## WHAT THE EXERCISE ASKS
Each line in the entries below that holds the word "lock" belongs in the answer.

(Data records for software interfaces)
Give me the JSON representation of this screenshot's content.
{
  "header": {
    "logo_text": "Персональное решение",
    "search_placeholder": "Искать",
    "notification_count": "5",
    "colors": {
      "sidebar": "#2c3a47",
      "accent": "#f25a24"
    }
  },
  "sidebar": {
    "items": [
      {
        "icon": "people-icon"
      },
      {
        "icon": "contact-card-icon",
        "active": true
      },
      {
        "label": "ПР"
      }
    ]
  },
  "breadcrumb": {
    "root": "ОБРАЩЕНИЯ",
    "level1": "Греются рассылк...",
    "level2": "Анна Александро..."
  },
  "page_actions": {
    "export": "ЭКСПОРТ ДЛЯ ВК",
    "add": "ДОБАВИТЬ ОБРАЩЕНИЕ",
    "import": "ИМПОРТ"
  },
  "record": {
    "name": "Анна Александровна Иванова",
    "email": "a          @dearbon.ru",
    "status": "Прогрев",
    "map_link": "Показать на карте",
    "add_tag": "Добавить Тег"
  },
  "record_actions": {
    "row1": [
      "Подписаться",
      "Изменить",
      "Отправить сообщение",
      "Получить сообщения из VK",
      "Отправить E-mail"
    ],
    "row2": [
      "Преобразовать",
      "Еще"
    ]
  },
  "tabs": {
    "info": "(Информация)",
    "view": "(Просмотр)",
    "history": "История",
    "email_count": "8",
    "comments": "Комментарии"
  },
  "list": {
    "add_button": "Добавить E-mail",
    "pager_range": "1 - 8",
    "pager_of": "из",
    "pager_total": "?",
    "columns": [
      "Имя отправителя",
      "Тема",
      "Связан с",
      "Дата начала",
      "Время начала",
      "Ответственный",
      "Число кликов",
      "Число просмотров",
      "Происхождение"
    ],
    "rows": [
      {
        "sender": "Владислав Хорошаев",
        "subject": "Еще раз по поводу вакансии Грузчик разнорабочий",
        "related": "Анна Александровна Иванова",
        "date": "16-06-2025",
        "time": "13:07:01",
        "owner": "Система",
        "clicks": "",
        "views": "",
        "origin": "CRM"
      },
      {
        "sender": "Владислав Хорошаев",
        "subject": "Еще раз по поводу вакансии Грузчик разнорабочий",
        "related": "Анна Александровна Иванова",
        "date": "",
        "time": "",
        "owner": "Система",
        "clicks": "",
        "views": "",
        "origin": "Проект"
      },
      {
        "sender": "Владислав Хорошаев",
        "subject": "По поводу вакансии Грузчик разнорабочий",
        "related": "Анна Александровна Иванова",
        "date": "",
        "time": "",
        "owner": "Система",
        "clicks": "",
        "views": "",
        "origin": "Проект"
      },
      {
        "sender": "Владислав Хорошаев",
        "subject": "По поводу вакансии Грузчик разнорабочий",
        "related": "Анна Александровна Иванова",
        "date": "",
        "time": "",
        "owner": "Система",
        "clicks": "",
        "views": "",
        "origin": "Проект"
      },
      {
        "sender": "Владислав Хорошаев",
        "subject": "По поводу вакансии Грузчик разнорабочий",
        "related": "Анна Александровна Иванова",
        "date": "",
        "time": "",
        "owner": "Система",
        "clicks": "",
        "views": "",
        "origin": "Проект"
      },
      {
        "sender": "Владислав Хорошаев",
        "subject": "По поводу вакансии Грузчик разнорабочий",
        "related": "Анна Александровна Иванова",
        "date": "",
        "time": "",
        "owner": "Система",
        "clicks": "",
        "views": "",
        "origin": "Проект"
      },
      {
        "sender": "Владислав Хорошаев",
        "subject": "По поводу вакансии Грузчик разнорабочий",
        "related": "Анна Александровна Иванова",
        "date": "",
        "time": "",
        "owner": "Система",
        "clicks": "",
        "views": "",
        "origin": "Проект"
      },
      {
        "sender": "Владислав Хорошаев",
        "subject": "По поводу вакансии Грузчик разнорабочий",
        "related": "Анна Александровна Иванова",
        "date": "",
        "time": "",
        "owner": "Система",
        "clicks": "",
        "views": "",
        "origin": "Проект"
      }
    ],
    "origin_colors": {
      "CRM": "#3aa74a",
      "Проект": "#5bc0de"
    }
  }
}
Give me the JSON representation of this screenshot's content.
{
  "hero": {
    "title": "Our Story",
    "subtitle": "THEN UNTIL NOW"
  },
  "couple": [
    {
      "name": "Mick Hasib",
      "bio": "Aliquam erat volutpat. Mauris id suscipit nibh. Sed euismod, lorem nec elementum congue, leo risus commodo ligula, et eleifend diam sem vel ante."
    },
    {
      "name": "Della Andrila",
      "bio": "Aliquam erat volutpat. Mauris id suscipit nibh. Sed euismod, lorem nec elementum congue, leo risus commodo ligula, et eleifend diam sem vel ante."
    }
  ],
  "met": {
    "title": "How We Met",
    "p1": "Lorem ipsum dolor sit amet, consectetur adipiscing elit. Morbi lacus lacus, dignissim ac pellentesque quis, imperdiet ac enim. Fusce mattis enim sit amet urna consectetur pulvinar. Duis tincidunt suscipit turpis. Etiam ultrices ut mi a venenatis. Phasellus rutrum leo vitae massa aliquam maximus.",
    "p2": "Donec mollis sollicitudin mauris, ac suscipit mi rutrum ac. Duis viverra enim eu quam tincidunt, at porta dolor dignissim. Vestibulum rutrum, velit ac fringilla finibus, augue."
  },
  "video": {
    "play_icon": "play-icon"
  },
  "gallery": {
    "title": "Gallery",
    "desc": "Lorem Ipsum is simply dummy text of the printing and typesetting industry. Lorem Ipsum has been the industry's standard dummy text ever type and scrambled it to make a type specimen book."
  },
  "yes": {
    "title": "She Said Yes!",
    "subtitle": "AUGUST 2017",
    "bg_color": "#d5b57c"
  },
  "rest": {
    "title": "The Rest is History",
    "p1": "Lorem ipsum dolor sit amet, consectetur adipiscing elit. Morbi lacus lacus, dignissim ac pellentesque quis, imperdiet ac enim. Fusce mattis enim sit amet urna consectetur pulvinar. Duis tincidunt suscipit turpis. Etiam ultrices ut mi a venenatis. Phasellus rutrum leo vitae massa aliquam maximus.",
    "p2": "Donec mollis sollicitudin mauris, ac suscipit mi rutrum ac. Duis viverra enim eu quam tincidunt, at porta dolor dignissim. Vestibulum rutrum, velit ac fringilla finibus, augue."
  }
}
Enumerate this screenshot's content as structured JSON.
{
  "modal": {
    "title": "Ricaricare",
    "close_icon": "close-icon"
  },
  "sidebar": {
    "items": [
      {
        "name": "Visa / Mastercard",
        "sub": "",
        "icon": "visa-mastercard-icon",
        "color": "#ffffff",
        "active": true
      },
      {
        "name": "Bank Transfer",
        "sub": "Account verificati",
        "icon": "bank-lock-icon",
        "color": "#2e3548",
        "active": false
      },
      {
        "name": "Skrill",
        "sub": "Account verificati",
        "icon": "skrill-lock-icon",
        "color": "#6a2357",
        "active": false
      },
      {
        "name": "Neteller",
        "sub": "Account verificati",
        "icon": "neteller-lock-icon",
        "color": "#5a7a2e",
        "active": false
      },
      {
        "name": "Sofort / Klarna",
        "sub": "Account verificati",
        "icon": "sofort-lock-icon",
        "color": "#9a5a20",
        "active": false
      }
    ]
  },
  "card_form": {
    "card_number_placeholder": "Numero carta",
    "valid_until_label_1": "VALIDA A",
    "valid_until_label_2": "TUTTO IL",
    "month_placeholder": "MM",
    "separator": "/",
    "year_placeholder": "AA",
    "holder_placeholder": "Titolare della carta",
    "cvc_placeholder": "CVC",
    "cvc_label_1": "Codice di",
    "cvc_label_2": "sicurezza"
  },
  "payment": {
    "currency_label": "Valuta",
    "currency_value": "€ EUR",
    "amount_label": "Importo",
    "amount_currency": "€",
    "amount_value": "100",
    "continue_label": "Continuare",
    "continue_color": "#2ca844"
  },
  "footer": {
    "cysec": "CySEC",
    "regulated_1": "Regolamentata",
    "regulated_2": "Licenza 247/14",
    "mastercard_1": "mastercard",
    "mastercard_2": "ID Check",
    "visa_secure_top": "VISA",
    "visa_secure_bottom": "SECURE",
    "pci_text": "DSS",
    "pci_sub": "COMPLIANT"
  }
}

## EXERCISE RESPONSE
        "icon": "bank-lock-icon",
        "icon": "skrill-lock-icon",
        "icon": "neteller-lock-icon",
        "icon": "sofort-lock-icon",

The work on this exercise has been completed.